New Orleans Studies of the largest 100 school districts in the United States indicate that there is such extensive re-segregation that schools are more segregated now than they were almost 50 years ago. Research on communities indicates that racial segregation in housing is part of the vicious cycle driving continued segregation in city after city. Sadly, the contemporary realities make fights like the campaign against racial blockbusting waged in Little Rock’s Oak Forest neighborhood 45 years ago by ACORN and its leaders like Walter Nunn, who I interviewed on Wade’s World, still very relevant.
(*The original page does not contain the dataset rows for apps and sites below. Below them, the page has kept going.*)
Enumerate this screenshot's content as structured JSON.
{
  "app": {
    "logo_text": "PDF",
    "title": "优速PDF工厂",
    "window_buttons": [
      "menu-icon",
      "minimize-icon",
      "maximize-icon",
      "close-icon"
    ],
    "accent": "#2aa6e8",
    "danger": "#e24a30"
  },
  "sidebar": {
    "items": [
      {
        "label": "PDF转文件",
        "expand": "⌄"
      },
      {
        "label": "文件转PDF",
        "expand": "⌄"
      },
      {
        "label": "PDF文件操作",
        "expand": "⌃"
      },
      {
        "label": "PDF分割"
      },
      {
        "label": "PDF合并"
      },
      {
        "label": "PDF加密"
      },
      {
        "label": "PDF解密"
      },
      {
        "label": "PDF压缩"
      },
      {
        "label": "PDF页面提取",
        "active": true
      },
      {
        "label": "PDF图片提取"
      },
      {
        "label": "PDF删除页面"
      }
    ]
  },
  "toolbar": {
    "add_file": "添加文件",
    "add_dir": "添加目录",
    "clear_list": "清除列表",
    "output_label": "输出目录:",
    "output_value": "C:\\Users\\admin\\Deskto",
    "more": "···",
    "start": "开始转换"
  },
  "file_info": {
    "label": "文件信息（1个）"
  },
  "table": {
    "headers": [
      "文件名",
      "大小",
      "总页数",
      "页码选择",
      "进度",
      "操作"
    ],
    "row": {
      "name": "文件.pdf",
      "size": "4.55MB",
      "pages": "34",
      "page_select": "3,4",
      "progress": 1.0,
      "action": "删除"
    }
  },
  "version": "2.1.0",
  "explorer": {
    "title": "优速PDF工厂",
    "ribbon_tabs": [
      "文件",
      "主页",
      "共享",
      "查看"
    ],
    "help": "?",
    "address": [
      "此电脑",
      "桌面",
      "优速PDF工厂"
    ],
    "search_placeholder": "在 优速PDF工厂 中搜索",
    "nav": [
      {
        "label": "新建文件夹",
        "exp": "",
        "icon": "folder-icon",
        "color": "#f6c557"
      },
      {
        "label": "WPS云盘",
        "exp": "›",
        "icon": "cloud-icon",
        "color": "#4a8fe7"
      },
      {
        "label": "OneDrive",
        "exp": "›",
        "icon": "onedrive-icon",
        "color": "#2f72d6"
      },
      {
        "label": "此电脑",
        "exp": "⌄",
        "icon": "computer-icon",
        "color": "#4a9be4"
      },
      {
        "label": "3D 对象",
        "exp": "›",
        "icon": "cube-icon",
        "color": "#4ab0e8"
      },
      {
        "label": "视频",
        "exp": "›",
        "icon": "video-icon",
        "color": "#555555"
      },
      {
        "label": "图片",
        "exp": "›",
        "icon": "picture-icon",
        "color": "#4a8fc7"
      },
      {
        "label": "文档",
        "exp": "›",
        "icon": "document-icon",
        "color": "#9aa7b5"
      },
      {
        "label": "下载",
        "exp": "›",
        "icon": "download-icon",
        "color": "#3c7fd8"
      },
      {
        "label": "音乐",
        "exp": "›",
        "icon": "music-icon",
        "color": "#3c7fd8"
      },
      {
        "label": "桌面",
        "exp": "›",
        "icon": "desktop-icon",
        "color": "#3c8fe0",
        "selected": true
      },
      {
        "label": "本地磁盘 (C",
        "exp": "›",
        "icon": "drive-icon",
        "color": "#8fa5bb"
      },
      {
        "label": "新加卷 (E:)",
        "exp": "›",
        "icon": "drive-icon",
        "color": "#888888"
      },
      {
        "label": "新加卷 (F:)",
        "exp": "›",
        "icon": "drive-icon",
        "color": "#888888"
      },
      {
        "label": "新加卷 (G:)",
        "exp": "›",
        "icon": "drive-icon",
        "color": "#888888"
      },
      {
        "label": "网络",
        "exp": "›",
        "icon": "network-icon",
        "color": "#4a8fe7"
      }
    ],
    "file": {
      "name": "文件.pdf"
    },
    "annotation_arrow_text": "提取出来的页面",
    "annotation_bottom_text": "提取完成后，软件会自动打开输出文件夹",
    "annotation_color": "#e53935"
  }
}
Walter told the story of ACORN organizer, and now prominent Little Rock labor lawyer, Melva Harmon, contacting him at his home after hearing from other neighbors around the Oak Forest community that they were being solicited by unscrupulous real estate agents to quickly sell their houses because “blacks were buying into the neighborhood.” The strategy behind such panic-pedaling was to convince owners to sell cheap so that they could then flip the house at a higher price by marketing to black families hoping to buy homes in a stable, quiet neighborhood of single-family residences. In the case of Oak Forest the neighborhood was the last stable residential area abutting the University of Arkansas at Little Rock and University Avenue. The whites in flight would go farther west to the sprawling suburbs that other powerful real estate interests at the time were developing into suburban subdivisions farther and farther from the core of the city.
Walter Nunn and his neighbors organized the Oak Forest Property Owners Association with ACORN and with an extensive doorknocking program to families throughout the neighborhood essentially said, “hell no, we won’t go!” Signs went up everything, house to house, that said in big letters: THIS HOUSE IS NOT FOR SALE, ACORN. It was amazing to drive through the neighborhood and see the signs everywhere. It was impossible for the press to ignore. A group in Los Angeles arranged for some public service advertisements for us to run on the radio stations in Little Rock that were also big news. Carroll O’Connell, then in his Archie Bunker heyday was one of the voices on the spot. Jack Nicholson famous from Easy Rider, Five Easy Pieces, The Shining, and now an arm’s length of films was another distinctive voice warning people against blockbusters, saying it was illegal, and asking people to call ACORN, as was Ryan O’Neal.
The group proposed an ordinance to the Little Rock City Council to toughen the rules against blockbusters. Walter remembered only Jack Young and Les Hollingsworth on the City Board of Directors, both endorsed by ACORN, had supported them. Nonetheless, his highlight memory was getting up to speak and then dramatically brandishing the dozen or so business cards from real estate agents they had collected from neighbors who had personally heard the racist pitch to sell, move, and run.
Where the balance shifts to tipping points in neighborhood after neighborhood, it can seem impossible to restore healthy diverse communities. I asked Walter if he had been back to Oak Forest in recent years, and we were both proud to hear his report that Oak Forest still would qualify on such a list.
These were great fights. Maybe we need to reverse the field and have more of them that are about diversity, rather than gentrification.